Alvin H. Danenberg, DDS • Nutritional Periodontist
July 25, 2016 [printfriendly]
Claire came to my office several years ago with severe swollen gums and pain. But, it wasn’t from dental plaque or any systemic disease that could be identified medically. Turns out that her mouth eruptions were completely related to her stress – her intense and debilitating psychological stress. Once the stress was totally eliminated, her mouth lesions went away. Amazing! I wrote about her in this article.
Physical stressors (like excessive exercise, lack of sleep, injuries, and infections) take their toll on your body. Environmental stressors (like drugs, toxic substances, damaging foods, and other pollutants) also take their toll. However, psychological stressors (like worry, depression, anger, fear, life’s challenges, and overall happiness issues) are more prevalent in our society today than ever before with devastating results. Severe psychological stress was what Claire had to deal with on a daily basis. Almost everyone tries to deal with these and wants to get a handle on them. Prescription medicines seem to be the go-to solution. They aren’t the answer!
What really works for psychological stress? What has been proven to de-stress your stress without drugging you up? Here are 11 proven ideas, which are great starting points:
- Be present. It boils down to one-on-one. Focus on the moment – not on the past or on the future – just on the moment. For example, if you have an important task you need to accomplish, you can stress out because you think there are a million other things waiting to be done. Or you can be present and focus completely on that task. Be present one-on-one – you and that one task. When you’re done, you can move on to the next task. Then practice, practice, practice until “being present” becomes a habit.
- Just say, “NO!” If you are stressed because you feel forced to do more than you physically and emotionally want to handle, then don’t. Just say, “No!” Limit and prioritize your time to do those things you want and need to do.
- Avoid those people who stress you out. There may be some people that put pressures on you, and these people may not be important in your life. If this is the case, then avoid them.
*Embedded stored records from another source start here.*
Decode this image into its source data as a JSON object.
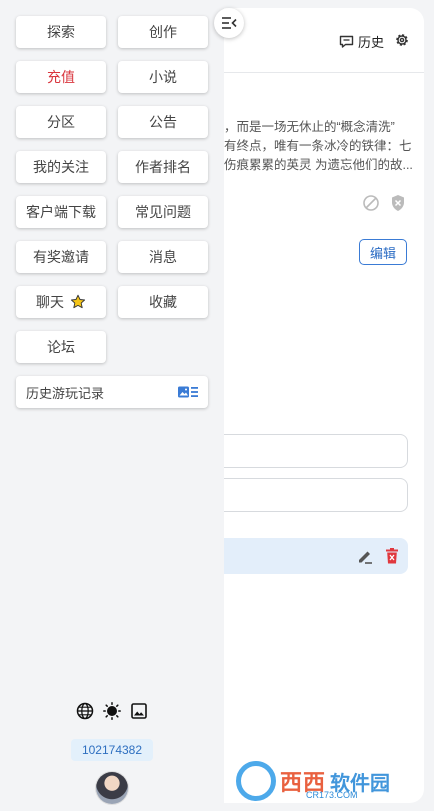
{
  "header": {
    "history_label": "历史"
  },
  "content": {
    "description_lines": [
      "，而是一场无休止的“概念清洗”",
      "有终点，唯有一条冰冷的铁律：七",
      "伤痕累累的英灵 为遗忘他们的故..."
    ],
    "edit_label": "编辑"
  },
  "nav": {
    "items": [
      {
        "label": "探索"
      },
      {
        "label": "创作"
      },
      {
        "label": "充值"
      },
      {
        "label": "小说"
      },
      {
        "label": "分区"
      },
      {
        "label": "公告"
      },
      {
        "label": "我的关注"
      },
      {
        "label": "作者排名"
      },
      {
        "label": "客户端下载"
      },
      {
        "label": "常见问题"
      },
      {
        "label": "有奖邀请"
      },
      {
        "label": "消息"
      },
      {
        "label": "聊天",
        "icon": "star-icon"
      },
      {
        "label": "收藏"
      },
      {
        "label": "论坛"
      }
    ],
    "history_record_label": "历史游玩记录"
  },
  "footer": {
    "user_id": "102174382"
  },
  "watermark": {
    "text1": "西西",
    "text2": "软件园",
    "sub": "CR173.COM"
  },
  "colors": {
    "accent": "#2e6fc0",
    "recharge": "#d9363e",
    "delete": "#e0383e"
  }
}
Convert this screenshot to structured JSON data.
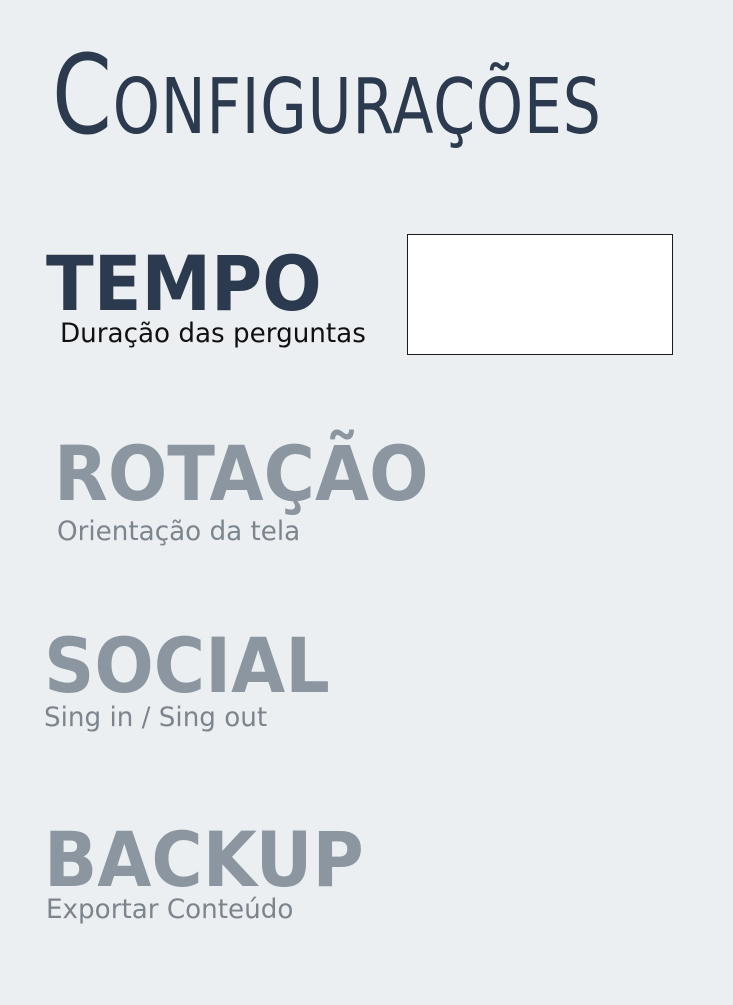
{
  "page": {
    "title": "Configurações"
  },
  "settings": [
    {
      "key": "tempo",
      "heading": "TEMPO",
      "subtitle": "Duração das perguntas",
      "state": "active",
      "input": {
        "value": "",
        "placeholder": ""
      }
    },
    {
      "key": "rotacao",
      "heading": "ROTAÇÃO",
      "subtitle": "Orientação da tela",
      "state": "disabled"
    },
    {
      "key": "social",
      "heading": "SOCIAL",
      "subtitle": "Sing in / Sing out",
      "state": "disabled"
    },
    {
      "key": "backup",
      "heading": "BACKUP",
      "subtitle": "Exportar Conteúdo",
      "state": "disabled"
    }
  ],
  "colors": {
    "background": "#eceff1",
    "active_heading": "#2b3a4e",
    "disabled_heading": "#8c96a0",
    "input_background": "#ffffff"
  }
}
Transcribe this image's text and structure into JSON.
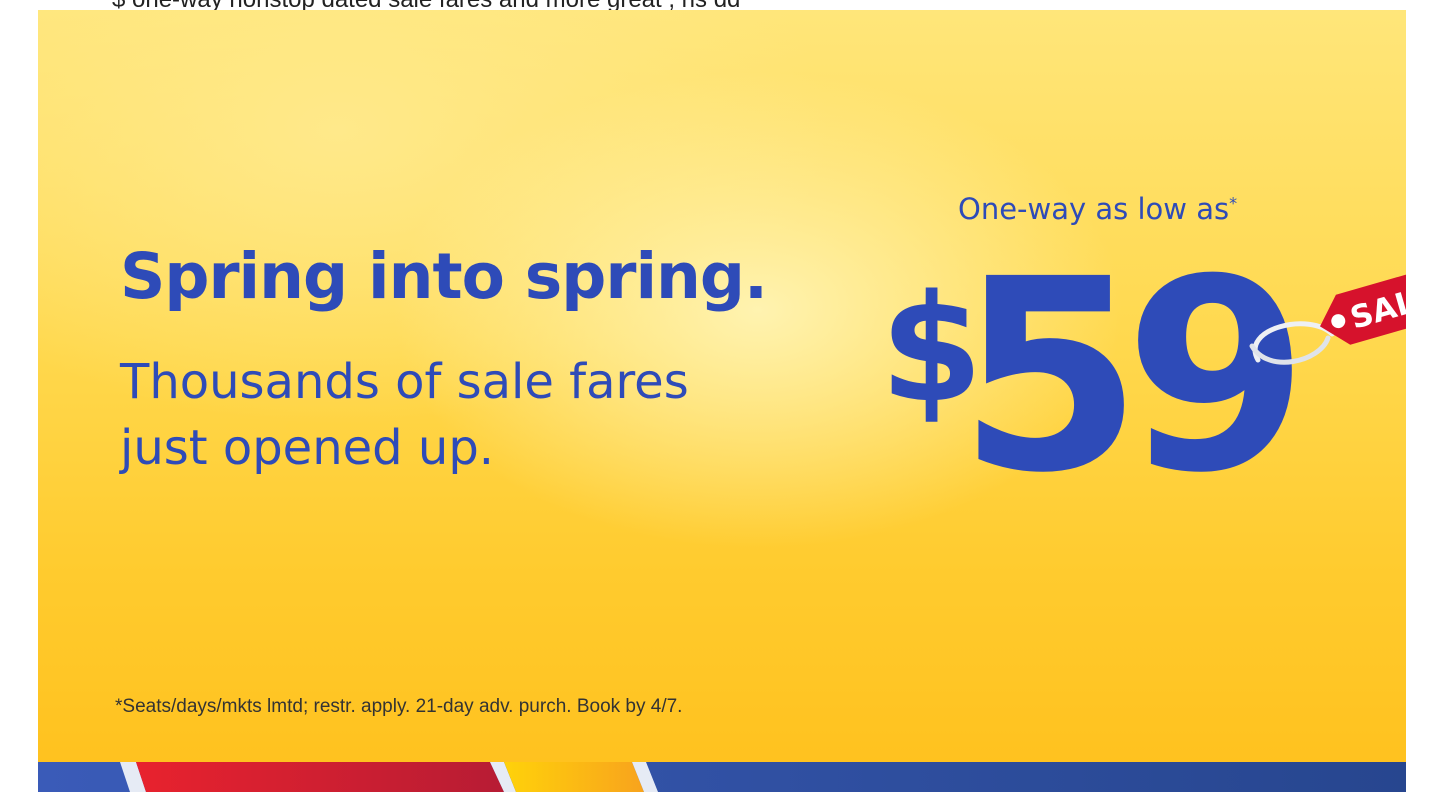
{
  "page": {
    "top_strip_text": "$ one-way nonstop dated sale fares and more great , hs dd"
  },
  "banner": {
    "headline": "Spring into spring.",
    "subline_1": "Thousands of sale fares",
    "subline_2": "just opened up.",
    "price_caption": "One-way as low as",
    "price_caption_mark": "*",
    "price_dollar": "$",
    "price_amount": "59",
    "sale_tag": "SALE",
    "fineprint": "*Seats/days/mkts lmtd; restr. apply. 21-day adv. purch. Book by 4/7."
  },
  "colors": {
    "brand_blue": "#2e4bb8",
    "sale_red": "#d6122c",
    "background_yellow": "#ffd84d",
    "stripe_red": "#e21d2c",
    "stripe_yellow": "#ffc20e",
    "stripe_blue": "#304cb2"
  }
}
- Reduce your dependence on the news. Constant news on TV and other media can be upsetting and depressing. If these sources create undue stress, then stop watching or listening to them. Get the news you need, but don’t inundate yourself with it.
- Give up on pointless arguments. You don’t have to win every battle. You don’t have to compromise your morals or ethics either, but you could assume enough is enough and just move on.
- Reframe situations that stress you. Try to place situations in a different context. For example, if you’re stuck in traffic, you might be able to listen to a podcast that you were planning to do later on, or you could just use this precious time to decompress or think through some of the priorities you have scheduled for the rest of your day.
- Lower your expectations and standards where possible. You don’t have to be 100% successful with every task. Sometimes 80% is good enough. When it is not, then strive for the remaining 20%.
- Realize things are what they are. There are things you can’t change. However, you don’t have to compromise with those things you can and want to change.
- Discover gratitude. Be thankful for the loved ones in your life and for those positive things you have accomplished in your life. You may want to keep a journal each day where you list two or three things you did that day that you’re grateful for and how your actions may have contributed to those.
- Experience empathy for yourself and for others. You will learn compassion for yourself, and you will better understand what affects others.
- Explore and practice specific stress management practices. These might include progressive muscle relaxation techniques, meditation, yoga, tai chi, and various forms of exercise.
This list is far from exhaustive, but a great starting point. I have allowed my personal life to be affected by external stresses that I could have managed better if I only knew and practiced what I have described above. I have said it before, and I will continue to say it, “I am a work in progress.”